Exercise — The expected answer comprises all lines from the entries that contain the string "address".

Input —
*** Begin section ***

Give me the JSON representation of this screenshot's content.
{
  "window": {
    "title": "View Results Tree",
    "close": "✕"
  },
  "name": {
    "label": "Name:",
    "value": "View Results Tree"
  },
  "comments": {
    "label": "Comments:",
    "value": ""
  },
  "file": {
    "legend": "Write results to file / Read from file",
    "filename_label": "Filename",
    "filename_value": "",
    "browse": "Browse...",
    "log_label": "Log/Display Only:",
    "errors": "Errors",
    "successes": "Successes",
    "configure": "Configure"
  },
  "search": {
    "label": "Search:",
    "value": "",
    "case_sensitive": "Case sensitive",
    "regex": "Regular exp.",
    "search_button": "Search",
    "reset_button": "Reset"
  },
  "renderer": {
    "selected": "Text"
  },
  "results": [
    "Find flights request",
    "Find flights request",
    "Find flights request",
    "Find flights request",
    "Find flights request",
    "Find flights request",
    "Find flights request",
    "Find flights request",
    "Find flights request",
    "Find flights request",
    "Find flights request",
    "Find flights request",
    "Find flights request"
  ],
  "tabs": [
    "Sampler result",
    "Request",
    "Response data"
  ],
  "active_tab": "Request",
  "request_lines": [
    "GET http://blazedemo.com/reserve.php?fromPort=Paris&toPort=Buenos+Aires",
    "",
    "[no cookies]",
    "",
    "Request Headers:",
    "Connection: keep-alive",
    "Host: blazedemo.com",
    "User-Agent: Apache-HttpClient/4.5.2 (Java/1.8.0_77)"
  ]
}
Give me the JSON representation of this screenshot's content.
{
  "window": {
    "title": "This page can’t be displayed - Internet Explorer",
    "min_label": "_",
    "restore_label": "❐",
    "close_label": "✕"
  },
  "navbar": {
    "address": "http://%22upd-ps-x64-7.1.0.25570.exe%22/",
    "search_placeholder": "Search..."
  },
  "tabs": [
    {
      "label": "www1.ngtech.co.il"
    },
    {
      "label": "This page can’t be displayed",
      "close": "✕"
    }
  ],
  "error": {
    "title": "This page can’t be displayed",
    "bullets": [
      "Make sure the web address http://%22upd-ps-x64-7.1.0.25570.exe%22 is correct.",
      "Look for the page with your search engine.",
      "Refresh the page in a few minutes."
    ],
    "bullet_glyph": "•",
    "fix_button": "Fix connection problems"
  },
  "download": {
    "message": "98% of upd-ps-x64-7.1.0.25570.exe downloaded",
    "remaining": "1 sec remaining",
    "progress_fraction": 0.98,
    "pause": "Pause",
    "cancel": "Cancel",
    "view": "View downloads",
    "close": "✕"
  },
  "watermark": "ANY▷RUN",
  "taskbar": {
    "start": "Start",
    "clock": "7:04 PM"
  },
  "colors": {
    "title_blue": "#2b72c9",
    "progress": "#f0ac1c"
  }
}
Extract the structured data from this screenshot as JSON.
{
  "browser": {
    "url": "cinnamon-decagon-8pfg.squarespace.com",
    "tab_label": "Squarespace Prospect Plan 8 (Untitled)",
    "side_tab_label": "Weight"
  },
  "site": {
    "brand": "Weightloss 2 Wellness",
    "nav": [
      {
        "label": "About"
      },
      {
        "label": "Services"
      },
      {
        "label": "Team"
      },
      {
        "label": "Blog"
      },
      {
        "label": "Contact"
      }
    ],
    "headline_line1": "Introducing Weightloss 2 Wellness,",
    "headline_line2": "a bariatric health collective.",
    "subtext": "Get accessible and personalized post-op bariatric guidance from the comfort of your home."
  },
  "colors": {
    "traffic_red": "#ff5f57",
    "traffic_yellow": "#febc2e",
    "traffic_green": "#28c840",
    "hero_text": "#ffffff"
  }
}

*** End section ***

Worked solution —
    "address": "http://%22upd-ps-x64-7.1.0.25570.exe%22/",
      "Make sure the web address http://%22upd-ps-x64-7.1.0.25570.exe%22 is correct.",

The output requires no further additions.